Our licensing opportunities tagged with Catalysis are shown below.
Nanoporous materials have many applications including the formation of high surface area electrodes that increase the efficiency of fuel cells, photovoltaics, OLED devices and membrane separation technologies, such as desalination.
The main advantage of these materials is that they can be bicontinuous, which means that the porous portions of the material are completely accessible. Currently it is difficult to create such a structure in a controlled manner, as this requires controlled chemistry and long processing times.
This novel invention is a robust method of creating nanoporous materials from copolymeric systems. Through the application of the UV radiation. cross-linking and photodegradation convert an initially spherical, micellar system into a bicontinuous matrix of polymer and voids.
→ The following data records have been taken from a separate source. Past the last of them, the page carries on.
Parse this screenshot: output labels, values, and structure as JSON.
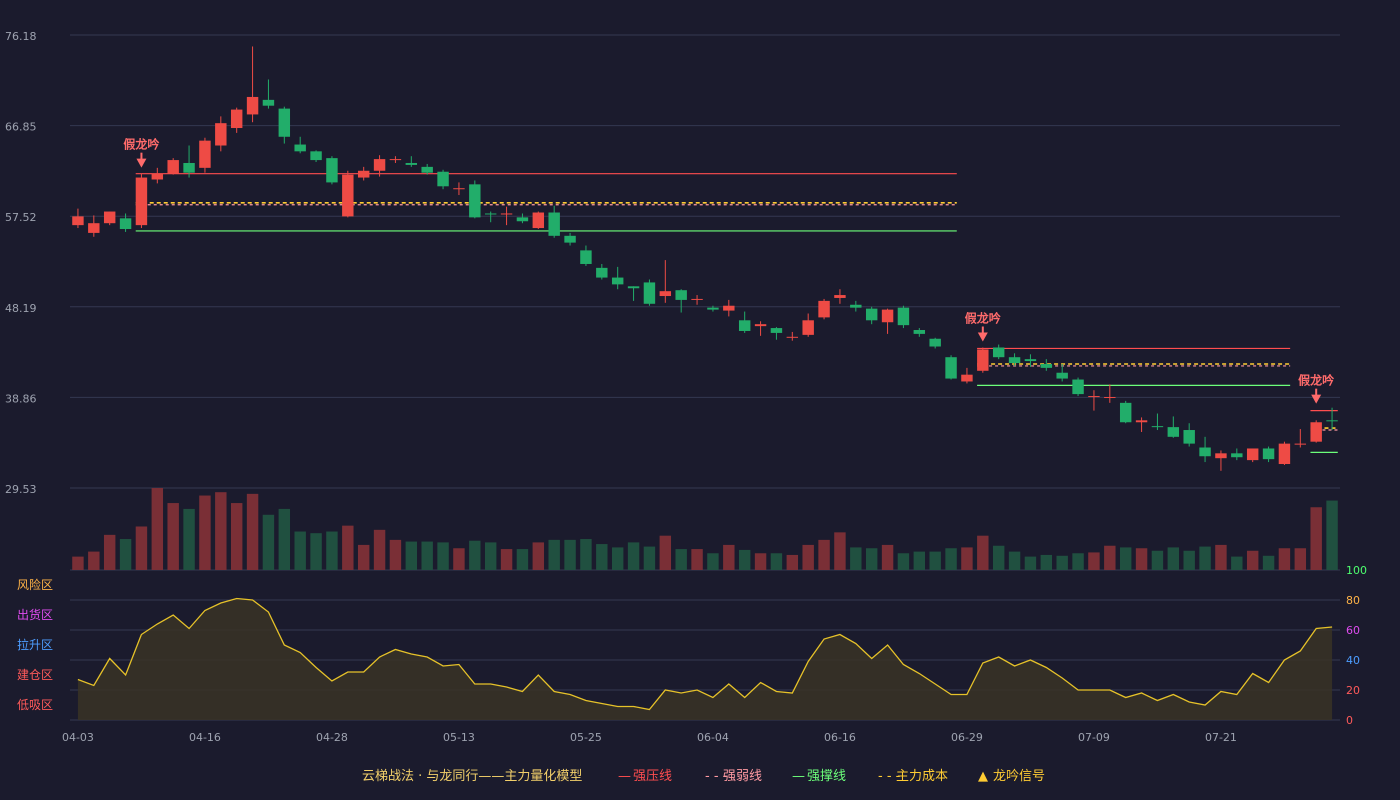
{
  "chart_data": {
    "type": "candlestick",
    "title": "",
    "price_axis": {
      "ticks": [
        76.18,
        66.85,
        57.52,
        48.19,
        38.86,
        29.53
      ]
    },
    "x_ticks": [
      "04-03",
      "04-16",
      "04-28",
      "05-13",
      "05-25",
      "06-04",
      "06-16",
      "06-29",
      "07-09",
      "07-21"
    ],
    "x_tick_index": [
      0,
      8,
      16,
      24,
      32,
      40,
      48,
      56,
      64,
      72
    ],
    "candles": [
      [
        56.6,
        57.5,
        56.3,
        58.3
      ],
      [
        55.8,
        56.8,
        55.4,
        57.6
      ],
      [
        56.8,
        58.0,
        56.6,
        58.0
      ],
      [
        57.3,
        56.2,
        55.9,
        57.8
      ],
      [
        56.6,
        61.5,
        56.3,
        61.9
      ],
      [
        61.3,
        61.9,
        60.9,
        62.5
      ],
      [
        61.9,
        63.3,
        61.8,
        63.5
      ],
      [
        63.0,
        62.0,
        61.5,
        64.8
      ],
      [
        62.5,
        65.3,
        62.0,
        65.6
      ],
      [
        64.8,
        67.1,
        64.2,
        67.8
      ],
      [
        66.6,
        68.5,
        66.1,
        68.7
      ],
      [
        68.0,
        69.8,
        67.2,
        75.0
      ],
      [
        69.5,
        68.9,
        68.6,
        71.6
      ],
      [
        68.6,
        65.7,
        65.0,
        68.8
      ],
      [
        64.9,
        64.2,
        64.0,
        65.7
      ],
      [
        64.2,
        63.3,
        63.1,
        64.3
      ],
      [
        63.5,
        61.0,
        60.8,
        63.7
      ],
      [
        57.5,
        61.8,
        57.4,
        62.2
      ],
      [
        61.5,
        62.2,
        61.2,
        62.6
      ],
      [
        62.2,
        63.4,
        61.6,
        63.8
      ],
      [
        63.3,
        63.4,
        63.0,
        63.7
      ],
      [
        63.0,
        62.8,
        62.6,
        63.7
      ],
      [
        62.6,
        62.0,
        61.8,
        62.9
      ],
      [
        62.1,
        60.6,
        60.3,
        62.3
      ],
      [
        60.4,
        60.4,
        59.7,
        61.0
      ],
      [
        60.8,
        57.4,
        57.3,
        61.2
      ],
      [
        57.8,
        57.7,
        56.9,
        58.0
      ],
      [
        57.7,
        57.8,
        56.6,
        58.5
      ],
      [
        57.4,
        57.0,
        56.8,
        57.8
      ],
      [
        56.3,
        57.9,
        56.2,
        58.0
      ],
      [
        57.9,
        55.5,
        55.3,
        58.6
      ],
      [
        55.5,
        54.8,
        54.5,
        55.8
      ],
      [
        54.0,
        52.6,
        52.4,
        54.5
      ],
      [
        52.2,
        51.2,
        51.0,
        52.6
      ],
      [
        51.2,
        50.5,
        50.0,
        52.3
      ],
      [
        50.3,
        50.1,
        48.8,
        50.3
      ],
      [
        50.7,
        48.5,
        48.3,
        51.0
      ],
      [
        49.3,
        49.8,
        48.6,
        53.0
      ],
      [
        49.9,
        48.9,
        47.6,
        50.0
      ],
      [
        49.0,
        49.0,
        48.4,
        49.4
      ],
      [
        48.1,
        47.9,
        47.7,
        48.3
      ],
      [
        47.8,
        48.3,
        47.2,
        48.9
      ],
      [
        46.8,
        45.7,
        45.5,
        47.7
      ],
      [
        46.2,
        46.4,
        45.2,
        46.7
      ],
      [
        46.0,
        45.5,
        44.8,
        46.1
      ],
      [
        45.0,
        45.1,
        44.7,
        45.6
      ],
      [
        45.3,
        46.8,
        45.1,
        47.5
      ],
      [
        47.1,
        48.8,
        46.9,
        49.0
      ],
      [
        49.1,
        49.4,
        48.5,
        50.0
      ],
      [
        48.4,
        48.1,
        47.7,
        48.8
      ],
      [
        48.0,
        46.8,
        46.4,
        48.2
      ],
      [
        46.6,
        47.9,
        45.4,
        48.0
      ],
      [
        48.1,
        46.3,
        46.0,
        48.3
      ],
      [
        45.8,
        45.4,
        45.1,
        46.0
      ],
      [
        44.9,
        44.1,
        43.9,
        45.0
      ],
      [
        43.0,
        40.8,
        40.7,
        43.2
      ],
      [
        40.5,
        41.2,
        40.3,
        41.9
      ],
      [
        41.6,
        43.8,
        41.4,
        44.0
      ],
      [
        44.0,
        43.0,
        42.8,
        44.3
      ],
      [
        43.0,
        42.4,
        42.1,
        43.4
      ],
      [
        42.8,
        42.6,
        42.0,
        43.3
      ],
      [
        42.3,
        41.9,
        41.6,
        42.8
      ],
      [
        41.4,
        40.8,
        40.5,
        42.3
      ],
      [
        40.7,
        39.2,
        39.0,
        40.9
      ],
      [
        39.0,
        39.0,
        37.5,
        39.6
      ],
      [
        38.9,
        38.9,
        38.3,
        40.2
      ],
      [
        38.3,
        36.3,
        36.2,
        38.5
      ],
      [
        36.3,
        36.5,
        35.3,
        36.8
      ],
      [
        35.9,
        35.8,
        35.5,
        37.2
      ],
      [
        35.8,
        34.8,
        34.7,
        36.9
      ],
      [
        35.5,
        34.1,
        33.8,
        36.2
      ],
      [
        33.7,
        32.8,
        32.2,
        34.8
      ],
      [
        32.6,
        33.1,
        31.3,
        33.4
      ],
      [
        33.1,
        32.7,
        32.4,
        33.6
      ],
      [
        32.4,
        33.6,
        32.2,
        33.6
      ],
      [
        33.6,
        32.5,
        32.2,
        33.8
      ],
      [
        32.0,
        34.1,
        31.9,
        34.3
      ],
      [
        34.0,
        34.1,
        33.7,
        35.6
      ],
      [
        34.3,
        36.3,
        34.2,
        36.5
      ],
      [
        36.5,
        36.4,
        35.5,
        37.8
      ]
    ],
    "volumes": [
      1.6,
      2.2,
      4.2,
      3.7,
      5.2,
      9.8,
      8.0,
      7.3,
      8.9,
      9.3,
      8.0,
      9.1,
      6.6,
      7.3,
      4.6,
      4.4,
      4.6,
      5.3,
      3.0,
      4.8,
      3.6,
      3.4,
      3.4,
      3.3,
      2.6,
      3.5,
      3.3,
      2.5,
      2.5,
      3.3,
      3.6,
      3.6,
      3.7,
      3.1,
      2.7,
      3.3,
      2.8,
      4.1,
      2.5,
      2.5,
      2.0,
      3.0,
      2.4,
      2.0,
      2.0,
      1.8,
      3.0,
      3.6,
      4.5,
      2.7,
      2.6,
      3.0,
      2.0,
      2.2,
      2.2,
      2.6,
      2.7,
      4.1,
      2.9,
      2.2,
      1.6,
      1.8,
      1.7,
      2.0,
      2.1,
      2.9,
      2.7,
      2.6,
      2.3,
      2.7,
      2.3,
      2.8,
      3.0,
      1.6,
      2.3,
      1.7,
      2.6,
      2.6,
      7.5,
      8.3
    ],
    "oscillator": {
      "levels": [
        0,
        20,
        40,
        60,
        80,
        100
      ],
      "zones": [
        "低吸区",
        "建仓区",
        "拉升区",
        "出货区",
        "风险区"
      ],
      "values": [
        27,
        23,
        41,
        30,
        57,
        64,
        70,
        61,
        73,
        78,
        81,
        80,
        72,
        50,
        45,
        35,
        26,
        32,
        32,
        42,
        47,
        44,
        42,
        36,
        37,
        24,
        24,
        22,
        19,
        30,
        19,
        17,
        13,
        11,
        9,
        9,
        7,
        20,
        18,
        20,
        15,
        24,
        15,
        25,
        19,
        18,
        39,
        54,
        57,
        51,
        41,
        50,
        37,
        31,
        24,
        17,
        17,
        38,
        42,
        36,
        40,
        35,
        28,
        20,
        20,
        20,
        15,
        18,
        13,
        17,
        12,
        10,
        19,
        17,
        31,
        25,
        40,
        46,
        61,
        62
      ]
    },
    "overlays": {
      "segments": [
        {
          "from": 4,
          "to": 55,
          "strong_resist": 61.9,
          "weak_resist": 58.7,
          "support": 56.0,
          "main_cost": 58.9
        },
        {
          "from": 57,
          "to": 76,
          "strong_resist": 43.9,
          "weak_resist": 42.1,
          "support": 40.1,
          "main_cost": 42.3
        },
        {
          "from": 78,
          "to": 79,
          "strong_resist": 37.5,
          "weak_resist": 35.5,
          "support": 33.2,
          "main_cost": 35.7
        }
      ],
      "signals": [
        {
          "index": 4,
          "price": 61.9,
          "label": "假龙吟"
        },
        {
          "index": 57,
          "price": 44.0,
          "label": "假龙吟"
        },
        {
          "index": 78,
          "price": 37.6,
          "label": "假龙吟"
        }
      ]
    },
    "legend": {
      "model": "云梯战法 · 与龙同行——主力量化模型",
      "items": [
        {
          "name": "强压线",
          "color": "#ff4d4f",
          "style": "solid",
          "glyph": "—"
        },
        {
          "name": "强弱线",
          "color": "#ff9aa2",
          "style": "dashed",
          "glyph": "- - -"
        },
        {
          "name": "强撑线",
          "color": "#6cff7a",
          "style": "solid",
          "glyph": "—"
        },
        {
          "name": "主力成本",
          "color": "#ffcc33",
          "style": "dashed",
          "glyph": "- - -"
        },
        {
          "name": "龙吟信号",
          "color": "#ffcc33",
          "style": "marker",
          "glyph": "▲"
        }
      ]
    },
    "colors": {
      "up": "#ee4b45",
      "down": "#22ad6a",
      "vol_up": "#7a2f36",
      "vol_down": "#205040",
      "grid": "#343851",
      "osc_line": "#e6c229",
      "osc_fill": "#383326"
    },
    "zone_colors": [
      "#ff5a5a",
      "#ff5a5a",
      "#4d9dff",
      "#e04cf0",
      "#ffb347"
    ],
    "osc_level_colors": [
      "#ff5a5a",
      "#ff5a5a",
      "#4d9dff",
      "#e04cf0",
      "#ffb347",
      "#4dff6e"
    ]
  }
}
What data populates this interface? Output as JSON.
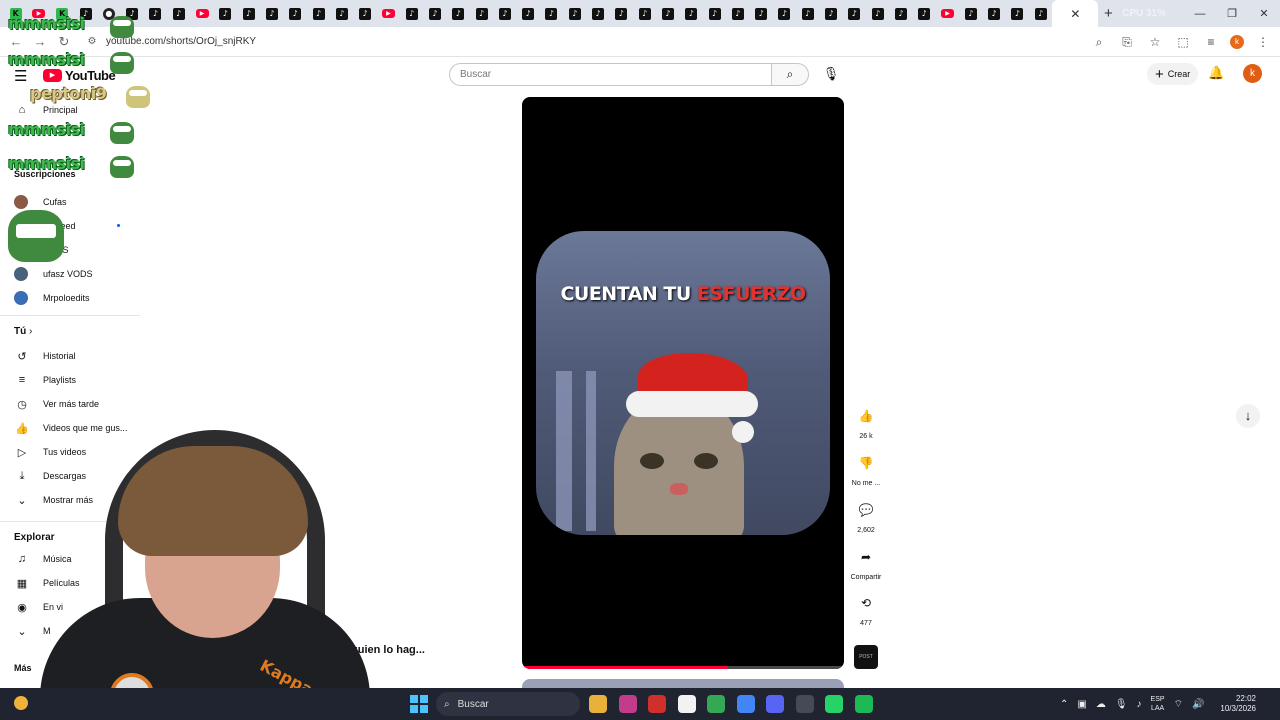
{
  "browser": {
    "tab_icons": [
      "k",
      "yt",
      "k",
      "tt",
      "circle",
      "tt",
      "tt",
      "tt",
      "yt",
      "tt",
      "tt",
      "tt",
      "tt",
      "tt",
      "tt",
      "tt",
      "yt",
      "tt",
      "tt",
      "tt",
      "tt",
      "tt",
      "tt",
      "tt",
      "tt",
      "tt",
      "tt",
      "tt",
      "tt",
      "tt",
      "tt",
      "tt",
      "tt",
      "tt",
      "tt",
      "tt",
      "tt",
      "tt",
      "tt",
      "tt",
      "yt",
      "tt",
      "tt",
      "tt",
      "tt"
    ],
    "active_tab_close": "✕",
    "new_tab": "+",
    "stats_text": "CPU 31%",
    "url": "youtube.com/shorts/OrOj_snjRKY",
    "profile_initial": "k"
  },
  "youtube": {
    "logo_text": "YouTube",
    "search_placeholder": "Buscar",
    "create_label": "Crear",
    "avatar_initial": "k",
    "brand_color": "#ff0033"
  },
  "sidebar": {
    "items_top": [
      {
        "icon": "home-icon",
        "glyph": "⌂",
        "label": "Principal"
      }
    ],
    "subscriptions_header": "Suscripciones",
    "channels": [
      {
        "label": "Cufas",
        "color": "#8a5a44"
      },
      {
        "label": "wSpeed",
        "color": "#c0392b"
      },
      {
        "label": "VODS",
        "color": "#5b6b7b"
      },
      {
        "label": "ufasz VODS",
        "color": "#48627a"
      },
      {
        "label": "Mrpoloedits",
        "color": "#3a6db5"
      }
    ],
    "you_header": "Tú",
    "you_items": [
      {
        "glyph": "↺",
        "label": "Historial"
      },
      {
        "glyph": "≡",
        "label": "Playlists"
      },
      {
        "glyph": "◷",
        "label": "Ver más tarde"
      },
      {
        "glyph": "👍",
        "label": "Videos que me gus..."
      },
      {
        "glyph": "▷",
        "label": "Tus videos"
      },
      {
        "glyph": "⤓",
        "label": "Descargas"
      },
      {
        "glyph": "⌄",
        "label": "Mostrar más"
      }
    ],
    "explore_header": "Explorar",
    "explore_items": [
      {
        "glyph": "♫",
        "label": "Música"
      },
      {
        "glyph": "▦",
        "label": "Películas"
      },
      {
        "glyph": "◉",
        "label": "En vi"
      },
      {
        "glyph": "⌄",
        "label": "M"
      }
    ],
    "more_header": "Más"
  },
  "chat_overlay": [
    {
      "text": "mmmsisi",
      "style": "green"
    },
    {
      "text": "mmmsisi",
      "style": "green"
    },
    {
      "text": "peptoni9",
      "style": "tan"
    },
    {
      "text": "mmmsisi",
      "style": "green"
    },
    {
      "text": "mmmsisi",
      "style": "green"
    }
  ],
  "short": {
    "caption_main": "CUENTAN TU ",
    "caption_accent": "ESFUERZO",
    "accent_color": "#e5322d",
    "progress": 0.64
  },
  "actions": {
    "like_count": "26 k",
    "dislike_label": "No me ...",
    "comment_count": "2,602",
    "share_label": "Compartir",
    "remix_count": "477",
    "audio_thumb_text": "POST"
  },
  "title_text": "quien lo hag...",
  "webcam": {
    "brand": "Kappa"
  },
  "taskbar": {
    "search_label": "Buscar",
    "apps": [
      {
        "name": "explorer-app",
        "color": "#e8b23a"
      },
      {
        "name": "office-app",
        "color": "#c33c8b"
      },
      {
        "name": "wps-app",
        "color": "#d0302b"
      },
      {
        "name": "store-app",
        "color": "#f2f2f2"
      },
      {
        "name": "chrome-app",
        "color": "#34a853"
      },
      {
        "name": "chrome-profile-app",
        "color": "#4285f4"
      },
      {
        "name": "discord-app",
        "color": "#5865f2"
      },
      {
        "name": "obs-app",
        "color": "#444a56"
      },
      {
        "name": "whatsapp-app",
        "color": "#25d366"
      },
      {
        "name": "spotify-app",
        "color": "#1db954"
      }
    ],
    "lang_line1": "ESP",
    "lang_line2": "LAA",
    "time": "22:02",
    "date": "10/3/2026"
  }
}
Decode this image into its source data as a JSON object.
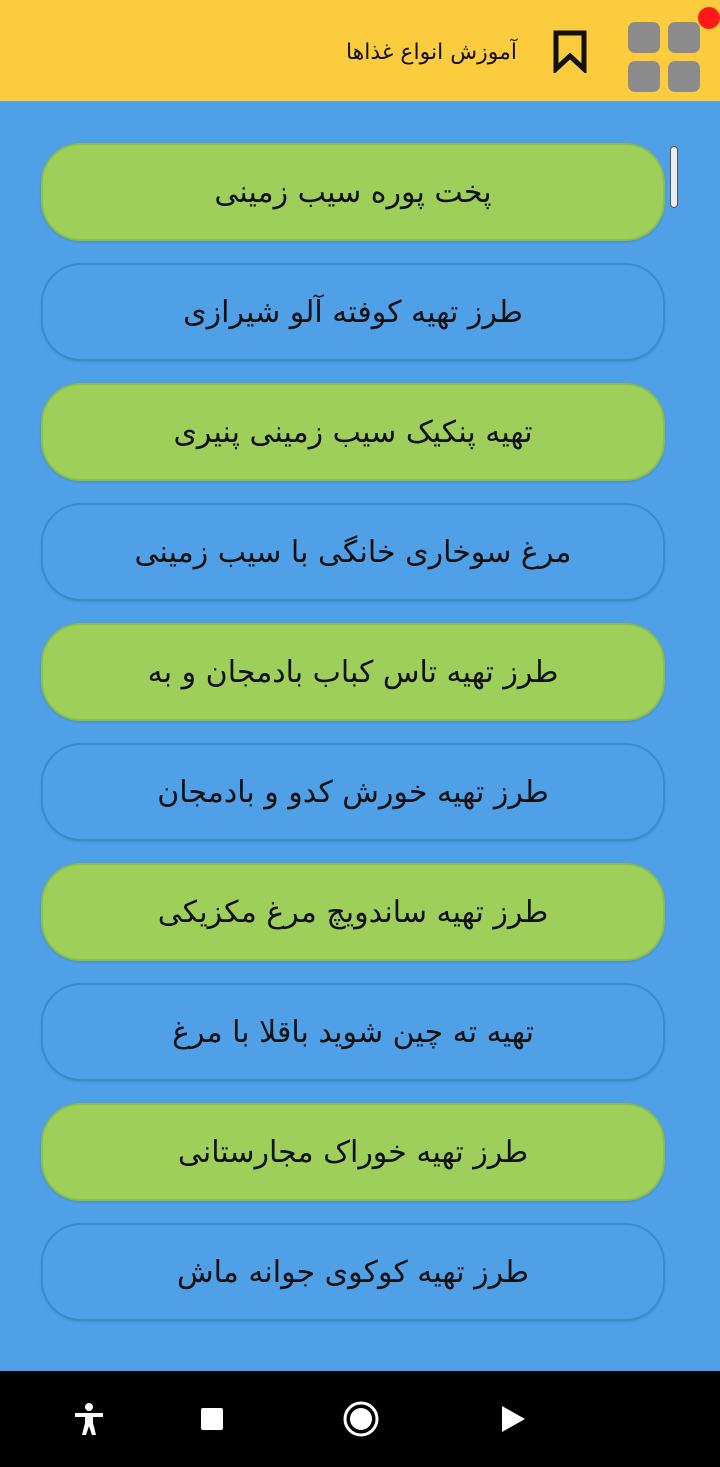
{
  "app_bar": {
    "title": "آموزش انواع غذاها",
    "icons": {
      "menu": "grid-menu-icon",
      "notification": "red-dot",
      "bookmark": "bookmark-icon"
    },
    "colors": {
      "background": "#fccc3f",
      "notification_dot": "#ff1a1a"
    }
  },
  "list": {
    "items": [
      {
        "label": "پخت پوره سیب زمینی",
        "style": "green"
      },
      {
        "label": "طرز تهیه کوفته آلو شیرازی",
        "style": "blue"
      },
      {
        "label": "تهیه پنکیک سیب زمینی پنیری",
        "style": "green"
      },
      {
        "label": "مرغ سوخاری خانگی با سیب زمینی",
        "style": "blue"
      },
      {
        "label": "طرز تهیه تاس کباب بادمجان و به",
        "style": "green"
      },
      {
        "label": "طرز تهیه خورش کدو و بادمجان",
        "style": "blue"
      },
      {
        "label": "طرز تهیه ساندویچ مرغ مکزیکی",
        "style": "green"
      },
      {
        "label": "تهیه ته چین شوید باقلا با مرغ",
        "style": "blue"
      },
      {
        "label": "طرز تهیه خوراک مجارستانی",
        "style": "green"
      },
      {
        "label": "طرز تهیه کوکوی جوانه ماش",
        "style": "blue"
      }
    ],
    "colors": {
      "green": "#9fcf5b",
      "blue": "#4fa0e6"
    }
  },
  "nav_bar": {
    "icons": [
      "accessibility-icon",
      "recents-icon",
      "home-icon",
      "back-icon"
    ]
  }
}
The resulting template can be used as-is or can, with further, simple chemical transformations, be converted into inorganic nanoporous materials that have other exotic functionalities such as water splitting, tunable magnetoelectric properties, and high surface area electrodes.